Seen from today, the novelist Joseph Conrad's early 20th century views on the world, particularly on race, can be offensive. But at the same time, his observations were deeply prescient of modern times. V.S. Naipaul, who was also a harsh critic, once a...

Tom Thomson: 100 Years from Now, Part 2

IDEAS contributor Sean Foley explores the landscapes of Algonquin Park, Ont., which inspired Tom Thomson's work - while also examining Indigenous artists' perspectives of the same landscapes that Thomson and the Group of Seven may have missed.

The People vs Democracy

Authoritarian populists have won elections across a large swath of western liberal democracies. Populist leaders have formed government through free and (mostly) fair elections by riding a wave of popular disaffection with the status quo. But once in p...

Award-winning Authors on Borders, Real and Imagined

Winners of the 2018 Governor General's Literary Awards address our challenge to create an original piece of writing on the theme of borders. In forms ranging from poetry to fiction and personal essay, they reflect on the idea of divisions, and on the o...

The Little Prince: The Child Philosopher

"And now here is my secret, a very simple secret: it is only with the heart that we see correctly; what is most important is invisible to the eye." The Little Prince was first published in 1943. And since then, it's sold 200 million copies, in 300 lang...

In Search of Global Freedom

What does it mean to be free? All societies place restrictions on what citizens can do, but some restrictions (speed limits) may be more important than others (limiting the right to vote.) But one-size freedom doesn't really fit all: "democracy" has ma...

The Art of Leadership

What makes a good leader - someone with the ability to get others to follow, sometimes into the unknown? From the Stratford Festival, a discussion about leadership three successful (women) leaders: Chief Ava Hill from the Six Nations, Anita Gaffney, Ex...

Talking with Doctor David Naylor: Winner of the 2018 Friesen Prize

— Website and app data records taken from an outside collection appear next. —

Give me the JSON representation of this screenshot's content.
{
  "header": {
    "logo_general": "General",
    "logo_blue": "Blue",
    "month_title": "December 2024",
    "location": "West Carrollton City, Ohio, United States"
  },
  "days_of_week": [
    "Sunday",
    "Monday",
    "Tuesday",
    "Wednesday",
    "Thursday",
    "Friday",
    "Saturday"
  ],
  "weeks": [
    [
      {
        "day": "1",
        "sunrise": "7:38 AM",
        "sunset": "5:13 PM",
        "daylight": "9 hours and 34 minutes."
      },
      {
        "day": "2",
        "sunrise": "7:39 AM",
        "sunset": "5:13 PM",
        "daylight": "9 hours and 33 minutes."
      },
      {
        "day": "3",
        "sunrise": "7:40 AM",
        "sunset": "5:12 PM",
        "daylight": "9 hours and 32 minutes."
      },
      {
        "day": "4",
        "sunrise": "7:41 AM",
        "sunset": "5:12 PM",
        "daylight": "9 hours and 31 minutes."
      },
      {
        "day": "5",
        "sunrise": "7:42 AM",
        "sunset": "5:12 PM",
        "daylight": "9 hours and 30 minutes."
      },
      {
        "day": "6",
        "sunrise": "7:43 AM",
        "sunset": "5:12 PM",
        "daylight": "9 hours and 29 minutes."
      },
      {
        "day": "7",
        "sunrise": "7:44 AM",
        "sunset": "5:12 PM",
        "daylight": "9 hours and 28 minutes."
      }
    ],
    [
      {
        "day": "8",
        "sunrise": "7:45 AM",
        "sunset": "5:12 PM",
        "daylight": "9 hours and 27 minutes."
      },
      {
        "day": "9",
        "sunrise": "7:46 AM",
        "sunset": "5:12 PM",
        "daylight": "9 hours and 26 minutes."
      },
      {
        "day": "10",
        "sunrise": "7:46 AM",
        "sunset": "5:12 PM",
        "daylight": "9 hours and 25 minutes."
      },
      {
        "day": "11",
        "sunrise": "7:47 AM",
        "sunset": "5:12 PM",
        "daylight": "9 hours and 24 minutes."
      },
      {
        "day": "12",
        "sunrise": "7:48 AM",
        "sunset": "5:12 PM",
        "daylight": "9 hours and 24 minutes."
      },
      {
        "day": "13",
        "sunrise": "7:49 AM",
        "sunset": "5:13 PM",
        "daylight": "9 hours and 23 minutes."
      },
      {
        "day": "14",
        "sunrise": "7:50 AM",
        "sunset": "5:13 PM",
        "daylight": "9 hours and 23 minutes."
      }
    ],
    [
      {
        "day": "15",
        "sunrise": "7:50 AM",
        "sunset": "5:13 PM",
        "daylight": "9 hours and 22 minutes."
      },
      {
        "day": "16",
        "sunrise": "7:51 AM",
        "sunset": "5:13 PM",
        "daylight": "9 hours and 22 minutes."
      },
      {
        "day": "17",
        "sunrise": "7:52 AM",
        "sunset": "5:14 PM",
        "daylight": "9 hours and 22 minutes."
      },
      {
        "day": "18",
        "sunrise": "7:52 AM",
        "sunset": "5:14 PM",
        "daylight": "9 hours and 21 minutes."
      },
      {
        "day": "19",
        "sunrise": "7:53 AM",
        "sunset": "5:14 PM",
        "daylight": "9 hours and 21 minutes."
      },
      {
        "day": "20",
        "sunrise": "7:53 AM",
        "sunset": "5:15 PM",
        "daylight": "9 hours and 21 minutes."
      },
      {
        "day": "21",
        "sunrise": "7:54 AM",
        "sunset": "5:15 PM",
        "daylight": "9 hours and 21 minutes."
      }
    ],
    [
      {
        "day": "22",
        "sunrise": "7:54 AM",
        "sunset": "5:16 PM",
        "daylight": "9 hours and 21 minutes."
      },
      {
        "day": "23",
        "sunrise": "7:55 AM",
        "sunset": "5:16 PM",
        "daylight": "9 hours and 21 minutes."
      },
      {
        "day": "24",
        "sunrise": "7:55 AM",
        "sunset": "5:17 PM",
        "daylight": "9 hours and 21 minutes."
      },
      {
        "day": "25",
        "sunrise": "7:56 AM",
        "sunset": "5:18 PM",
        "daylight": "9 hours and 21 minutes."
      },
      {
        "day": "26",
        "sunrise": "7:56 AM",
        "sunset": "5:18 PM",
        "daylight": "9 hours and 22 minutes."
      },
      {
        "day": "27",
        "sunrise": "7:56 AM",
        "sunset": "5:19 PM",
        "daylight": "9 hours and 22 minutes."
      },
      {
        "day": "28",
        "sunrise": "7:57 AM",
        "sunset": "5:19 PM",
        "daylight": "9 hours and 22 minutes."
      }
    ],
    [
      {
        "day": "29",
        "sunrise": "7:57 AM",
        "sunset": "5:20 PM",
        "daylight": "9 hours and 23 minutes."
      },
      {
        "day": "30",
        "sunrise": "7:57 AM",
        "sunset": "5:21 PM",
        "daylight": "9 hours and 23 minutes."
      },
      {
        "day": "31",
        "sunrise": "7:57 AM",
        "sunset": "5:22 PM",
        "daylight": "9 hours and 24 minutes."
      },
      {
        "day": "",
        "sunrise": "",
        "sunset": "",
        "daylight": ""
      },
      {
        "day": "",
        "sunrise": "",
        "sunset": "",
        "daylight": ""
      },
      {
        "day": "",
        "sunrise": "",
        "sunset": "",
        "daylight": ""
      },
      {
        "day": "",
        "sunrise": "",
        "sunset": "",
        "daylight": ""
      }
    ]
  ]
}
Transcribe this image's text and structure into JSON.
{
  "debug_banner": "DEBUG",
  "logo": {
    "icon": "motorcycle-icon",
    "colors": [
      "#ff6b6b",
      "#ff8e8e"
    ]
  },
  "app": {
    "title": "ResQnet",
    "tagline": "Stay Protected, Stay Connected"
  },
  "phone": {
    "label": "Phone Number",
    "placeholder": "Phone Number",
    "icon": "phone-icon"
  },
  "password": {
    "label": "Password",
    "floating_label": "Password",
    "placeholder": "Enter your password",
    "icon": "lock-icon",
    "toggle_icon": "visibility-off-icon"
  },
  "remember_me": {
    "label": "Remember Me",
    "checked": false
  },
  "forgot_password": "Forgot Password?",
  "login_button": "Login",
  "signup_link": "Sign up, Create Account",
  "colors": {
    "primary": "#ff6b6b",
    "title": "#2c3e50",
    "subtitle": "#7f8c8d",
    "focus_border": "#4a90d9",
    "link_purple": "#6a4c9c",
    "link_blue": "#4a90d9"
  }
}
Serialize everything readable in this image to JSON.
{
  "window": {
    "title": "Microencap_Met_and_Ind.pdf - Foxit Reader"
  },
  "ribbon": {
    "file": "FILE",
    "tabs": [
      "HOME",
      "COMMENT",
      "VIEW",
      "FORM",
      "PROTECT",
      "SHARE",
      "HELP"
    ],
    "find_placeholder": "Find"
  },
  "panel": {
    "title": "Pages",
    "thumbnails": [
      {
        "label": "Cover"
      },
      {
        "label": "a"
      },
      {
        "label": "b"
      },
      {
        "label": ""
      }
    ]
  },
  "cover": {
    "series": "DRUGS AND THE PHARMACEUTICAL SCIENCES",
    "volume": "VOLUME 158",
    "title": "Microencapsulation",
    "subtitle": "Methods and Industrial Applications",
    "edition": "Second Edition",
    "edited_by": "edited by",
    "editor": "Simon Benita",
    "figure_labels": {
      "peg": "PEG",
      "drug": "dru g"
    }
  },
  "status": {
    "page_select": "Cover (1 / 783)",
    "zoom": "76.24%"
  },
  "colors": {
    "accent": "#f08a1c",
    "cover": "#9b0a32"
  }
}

Although he's not yet officially eligible to collect his pension, Dr. David Naylor is already President Emeritus of the University of Toronto - having occupied the office itself for eight turbulent years from 2005 - 2013. Before that, Naylor was Dean o...